● **Exercise brief**: All the records below must be returned exactly as they stand.
____ Data
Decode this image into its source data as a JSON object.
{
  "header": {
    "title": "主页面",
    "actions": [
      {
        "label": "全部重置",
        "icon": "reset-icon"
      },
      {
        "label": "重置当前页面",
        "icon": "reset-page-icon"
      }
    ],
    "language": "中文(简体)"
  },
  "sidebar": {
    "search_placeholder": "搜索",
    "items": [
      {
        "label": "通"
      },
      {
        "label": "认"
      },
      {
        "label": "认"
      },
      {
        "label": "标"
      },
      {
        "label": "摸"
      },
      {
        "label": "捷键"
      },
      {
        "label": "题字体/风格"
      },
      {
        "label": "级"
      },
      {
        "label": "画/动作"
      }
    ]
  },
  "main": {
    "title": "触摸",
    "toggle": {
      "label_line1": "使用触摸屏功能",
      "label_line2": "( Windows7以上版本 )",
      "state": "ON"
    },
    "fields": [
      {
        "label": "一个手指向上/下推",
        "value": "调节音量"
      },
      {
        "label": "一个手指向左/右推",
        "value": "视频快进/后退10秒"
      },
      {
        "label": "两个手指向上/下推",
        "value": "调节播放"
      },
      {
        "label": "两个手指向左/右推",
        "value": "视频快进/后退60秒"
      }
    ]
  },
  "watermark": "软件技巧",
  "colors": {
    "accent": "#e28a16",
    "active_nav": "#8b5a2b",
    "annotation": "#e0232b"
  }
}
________
● **Solution to the exercise**:
Decode this image into its source data as a JSON object.
{
  "header": {
    "title": "主页面",
    "actions": [
      {
        "label": "全部重置",
        "icon": "reset-icon"
      },
      {
        "label": "重置当前页面",
        "icon": "reset-page-icon"
      }
    ],
    "language": "中文(简体)"
  },
  "sidebar": {
    "search_placeholder": "搜索",
    "items": [
      {
        "label": "通"
      },
      {
        "label": "认"
      },
      {
        "label": "认"
      },
      {
        "label": "标"
      },
      {
        "label": "摸"
      },
      {
        "label": "捷键"
      },
      {
        "label": "题字体/风格"
      },
      {
        "label": "级"
      },
      {
        "label": "画/动作"
      }
    ]
  },
  "main": {
    "title": "触摸",
    "toggle": {
      "label_line1": "使用触摸屏功能",
      "label_line2": "( Windows7以上版本 )",
      "state": "ON"
    },
    "fields": [
      {
        "label": "一个手指向上/下推",
        "value": "调节音量"
      },
      {
        "label": "一个手指向左/右推",
        "value": "视频快进/后退10秒"
      },
      {
        "label": "两个手指向上/下推",
        "value": "调节播放"
      },
      {
        "label": "两个手指向左/右推",
        "value": "视频快进/后退60秒"
      }
    ]
  },
  "watermark": "软件技巧",
  "colors": {
    "accent": "#e28a16",
    "active_nav": "#8b5a2b",
    "annotation": "#e0232b"
  }
}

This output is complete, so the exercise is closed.